Minus Goldschmidt, Parra And Prado, It’s Time To Fade Diamondbacks
by Bovada Sportsbook Staff | August 4, 2014
The Arizona Diamondbacks fully expected to be a National League contender this season. They led the NL West for much of the first half of 2013 before fading to an 81-81 record, second in the division and 11 games behind the Los Angeles Dodgers.
Still, the Diamondbacks made two optimistic trades this offseason to round out the club. They acquired power hitter Mark Trumbo from the Los Angeles Angels in a three-way deal with the White Sox, which cost highly touted young pitcher Tyler Skaggs. They also took closer Addison Reed in another deal involving the White Sox. The team thought Trumbo would hit at least 35 home runs and that Reed would have at least that many saves. The Opening Day payroll was the highest in team history.
It hasn’t worked.
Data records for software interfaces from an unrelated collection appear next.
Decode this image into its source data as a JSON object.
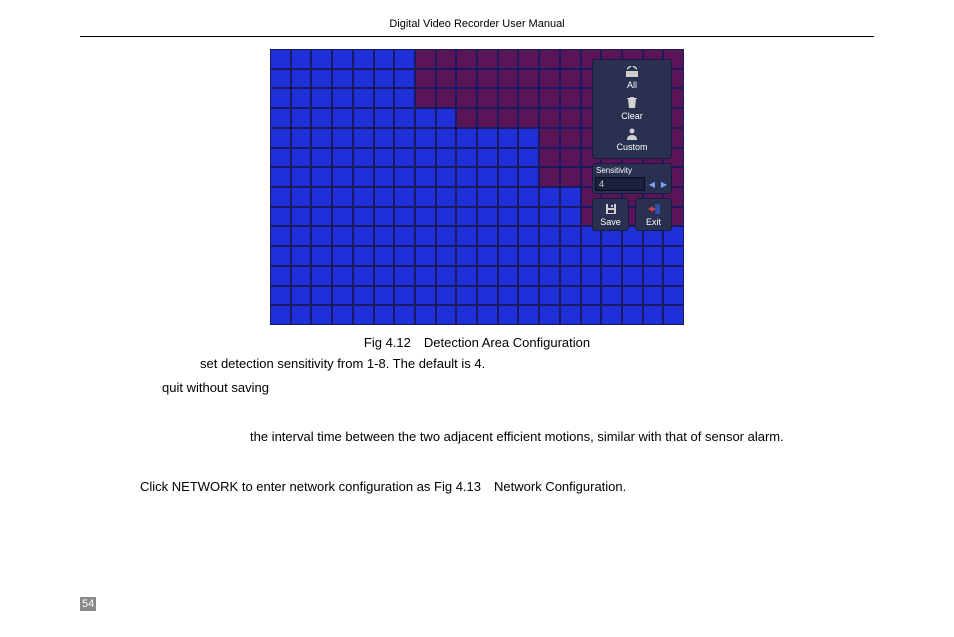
{
  "header": {
    "title": "Digital Video Recorder User Manual"
  },
  "screenshot": {
    "panel": {
      "all": "All",
      "clear": "Clear",
      "custom": "Custom",
      "sensitivity_label": "Sensitivity",
      "sensitivity_value": "4",
      "save": "Save",
      "exit": "Exit"
    },
    "grid": {
      "cols": 20,
      "rows": 14,
      "blue_regions": [
        {
          "r0": 0,
          "r1": 13,
          "c0": 0,
          "c1": 6
        },
        {
          "r0": 3,
          "r1": 13,
          "c0": 7,
          "c1": 8
        },
        {
          "r0": 4,
          "r1": 13,
          "c0": 9,
          "c1": 12
        },
        {
          "r0": 7,
          "r1": 13,
          "c0": 13,
          "c1": 14
        },
        {
          "r0": 9,
          "r1": 13,
          "c0": 15,
          "c1": 19
        }
      ]
    }
  },
  "caption": "Fig 4.12 Detection Area Configuration",
  "text": {
    "line1": "set detection sensitivity from 1-8. The default is 4.",
    "line2": "quit without saving",
    "line3": "the interval time between the two adjacent efficient motions, similar with that of sensor alarm.",
    "line4": "Click NETWORK to enter network configuration as Fig 4.13 Network Configuration."
  },
  "page_number": "54"
}
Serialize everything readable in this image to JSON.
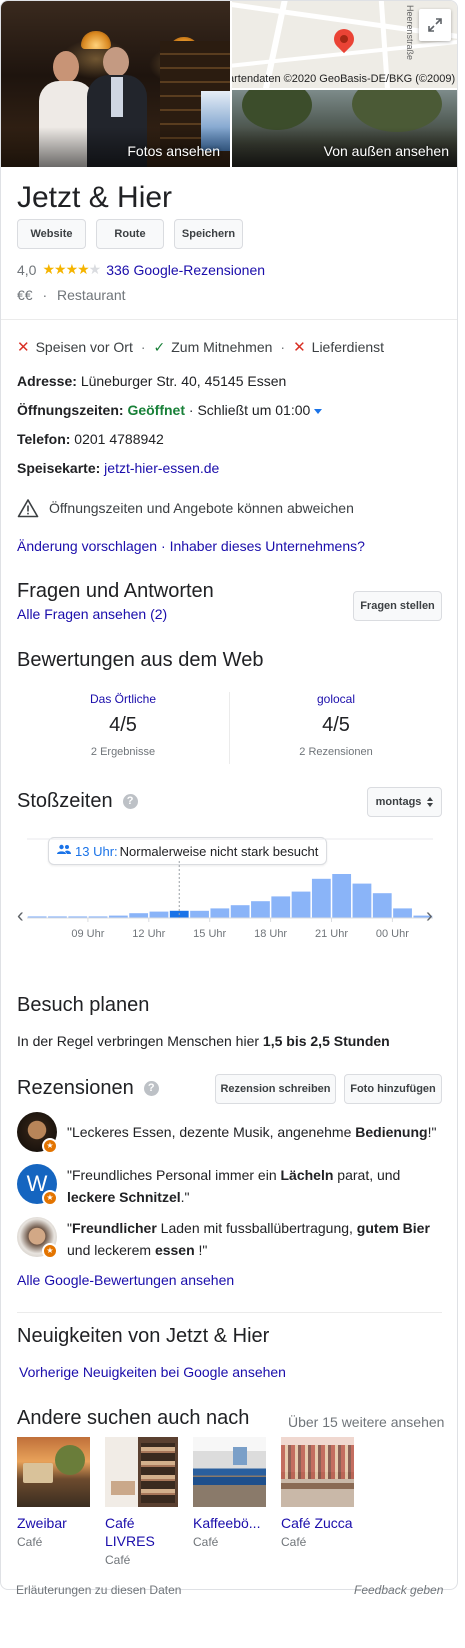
{
  "hero": {
    "photos_label": "Fotos ansehen",
    "outside_label": "Von außen ansehen",
    "map_credit": "artendaten ©2020 GeoBasis-DE/BKG (©2009)",
    "map_street": "Heerenstraße",
    "expand_icon": "expand-icon"
  },
  "business": {
    "name": "Jetzt & Hier",
    "buttons": {
      "website": "Website",
      "route": "Route",
      "save": "Speichern"
    },
    "rating": "4,0",
    "stars": 4,
    "reviews_link": "336 Google-Rezensionen",
    "price": "€€",
    "category": "Restaurant"
  },
  "services": [
    {
      "label": "Speisen vor Ort",
      "available": false
    },
    {
      "label": "Zum Mitnehmen",
      "available": true
    },
    {
      "label": "Lieferdienst",
      "available": false
    }
  ],
  "info": {
    "address_label": "Adresse:",
    "address": "Lüneburger Str. 40, 45145 Essen",
    "hours_label": "Öffnungszeiten:",
    "hours_status": "Geöffnet",
    "hours_detail": "· Schließt um 01:00",
    "phone_label": "Telefon:",
    "phone": "0201 4788942",
    "menu_label": "Speisekarte:",
    "menu_link": "jetzt-hier-essen.de",
    "warning": "Öffnungszeiten und Angebote können abweichen",
    "suggest_link": "Änderung vorschlagen",
    "owner_link": "Inhaber dieses Unternehmens?"
  },
  "qa": {
    "title": "Fragen und Antworten",
    "all_link": "Alle Fragen ansehen (2)",
    "ask_button": "Fragen stellen"
  },
  "web_reviews": {
    "title": "Bewertungen aus dem Web",
    "items": [
      {
        "source": "Das Örtliche",
        "score": "4/5",
        "count": "2 Ergebnisse"
      },
      {
        "source": "golocal",
        "score": "4/5",
        "count": "2 Rezensionen"
      }
    ]
  },
  "popular_times": {
    "title": "Stoßzeiten",
    "day": "montags",
    "live_hour": "13 Uhr:",
    "live_text": "Normalerweise nicht stark besucht",
    "chart_data": {
      "type": "bar",
      "categories": [
        "06",
        "07",
        "08",
        "09",
        "10",
        "11",
        "12",
        "13",
        "14",
        "15",
        "16",
        "17",
        "18",
        "19",
        "20",
        "21",
        "22",
        "23",
        "00",
        "01"
      ],
      "values": [
        2,
        2,
        2,
        2,
        3,
        6,
        8,
        9,
        9,
        12,
        16,
        21,
        27,
        33,
        49,
        55,
        43,
        31,
        12,
        3
      ],
      "highlight_index": 7,
      "current_index": 7,
      "tick_labels": [
        "09 Uhr",
        "12 Uhr",
        "15 Uhr",
        "18 Uhr",
        "21 Uhr",
        "00 Uhr"
      ],
      "tick_indices": [
        3,
        6,
        9,
        12,
        15,
        18
      ],
      "ylim": [
        0,
        100
      ],
      "colors": {
        "bar": "#8ab4f8",
        "highlight": "#1a73e8"
      }
    }
  },
  "visit": {
    "title": "Besuch planen",
    "prefix": "In der Regel verbringen Menschen hier ",
    "duration": "1,5 bis 2,5 Stunden"
  },
  "reviews": {
    "title": "Rezensionen",
    "write_button": "Rezension schreiben",
    "photo_button": "Foto hinzufügen",
    "items": [
      {
        "parts": [
          [
            "\"Leckeres Essen, dezente Musik, angenehme ",
            false
          ],
          [
            "Bedienung",
            true
          ],
          [
            "!\"",
            false
          ]
        ]
      },
      {
        "avatar_letter": "W",
        "parts": [
          [
            "\"Freundliches Personal immer ein ",
            false
          ],
          [
            "Lächeln",
            true
          ],
          [
            " parat, und ",
            false
          ],
          [
            "leckere Schnitzel",
            true
          ],
          [
            ".\"",
            false
          ]
        ]
      },
      {
        "parts": [
          [
            "\"",
            false
          ],
          [
            "Freundlicher",
            true
          ],
          [
            " Laden mit fussballübertragung, ",
            false
          ],
          [
            "gutem Bier",
            true
          ],
          [
            " und leckerem ",
            false
          ],
          [
            "essen",
            true
          ],
          [
            " !\"",
            false
          ]
        ]
      }
    ],
    "all_link": "Alle Google-Bewertungen ansehen"
  },
  "news": {
    "title": "Neuigkeiten von Jetzt & Hier",
    "link": "Vorherige Neuigkeiten bei Google ansehen"
  },
  "others": {
    "title": "Andere suchen auch nach",
    "more_link": "Über 15 weitere ansehen",
    "places": [
      {
        "name": "Zweibar",
        "type": "Café"
      },
      {
        "name": "Café LIVRES",
        "type": "Café"
      },
      {
        "name": "Kaffeebö...",
        "type": "Café"
      },
      {
        "name": "Café Zucca",
        "type": "Café"
      }
    ]
  },
  "footer": {
    "left": "Erläuterungen zu diesen Daten",
    "right": "Feedback geben"
  }
}
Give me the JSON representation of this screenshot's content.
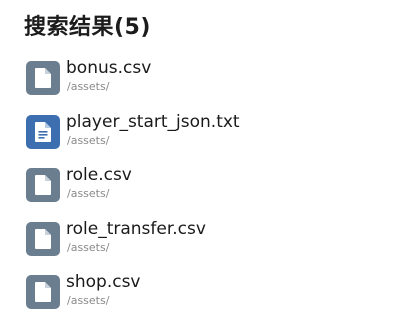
{
  "header": {
    "title": "搜索结果(5)"
  },
  "results": [
    {
      "name": "bonus.csv",
      "path": "/assets/",
      "icon": "file-icon",
      "icon_color": "#6a7e90"
    },
    {
      "name": "player_start_json.txt",
      "path": "/assets/",
      "icon": "text-file-icon",
      "icon_color": "#3d6fb0"
    },
    {
      "name": "role.csv",
      "path": "/assets/",
      "icon": "file-icon",
      "icon_color": "#6a7e90"
    },
    {
      "name": "role_transfer.csv",
      "path": "/assets/",
      "icon": "file-icon",
      "icon_color": "#6a7e90"
    },
    {
      "name": "shop.csv",
      "path": "/assets/",
      "icon": "file-icon",
      "icon_color": "#6a7e90"
    }
  ]
}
The Diamondbacks suffered a gut-wrenching loss in the spring when No. 1 starter Patrick Corbin was lost to season-ending Tommy John surgery (wouldn’t have traded Skaggs otherwise). Trumbo missed more than two months with a fractured left foot and is batting only .204 with seven homeruns. Reed has 27 saves but has blown five, has a 1-5 record and his 3.77 ERA is much higher than a closer’s should be.
Arizona is 49-63 entering this week and has lost its betters -1235 units on the runline. It’s worse against the spread: -2632, including a terrible 20-38 against the spread record at home. Expect major housecleaning come October under new boss Tony La Russa. General Manager Kevin Towers and Manager Kirk Gibson are almost certainly going to be looking for work. It’s likely wise to start betting against the Diamondbacks in the wake of recent player transactions that have cost the club three quality offensive players.
Before Thursday’s trade deadline, Arizona dealt two-time Gold Glove outfielder Gerardo Parra (.259 average, six homeruns, 30 RBIs with Arizona) to Milwaukee and super utility-man Martin Prado (.270, five HRs, 42 RBIs) to the New York Yankees for prospects. Those deals were salary dumps. The news got even worse Friday night when All-Star first baseman Paul Goldschmidt, last year’s NL MVP runner-up, was hit in the left hand by a pitch against Pittsburgh. It resulted in a fractured hand, which ended Goldschmidt’s season. He leads the team in average (.300), homeruns (19), RBIs (69), on-base percentage (.396) and wins above replacement (4.5). Goldschmidt has become the 10th Arizona player to currently land on the disabled list, five of whom are pitchers who underwent Tommy John surgery.
Look for Arizona to continue to be active in the trade market. The Snakes will place just about every player on waivers. If he clears, he can be traded to any team. If claimed, Arizona can work out a trade with the claiming team or simply let the guy go and immediately not have to pay his contract. Two guys likely to have some interest around the league are Oliver Perez, Brad Ziegler and Reed. Dumping them could save the club around $12.5 million next season. The Diamondbacks would love to deal second baseman Aaron Hill, but he’s owed $24 million over the next two seasons. You can bet finances will play a big role in the team’s decisions because Arizona is just No. 22 in attendance. Fan interest will drop with the start of the NFL and college football seasons.
If you are looking to capitalize on Arizona’s slide, take note that the Dodgers and Giants should be playoff teams because they get to beat up on Arizona. The Dodgers are -300 to win the division at Bovada, and the Giants are +200.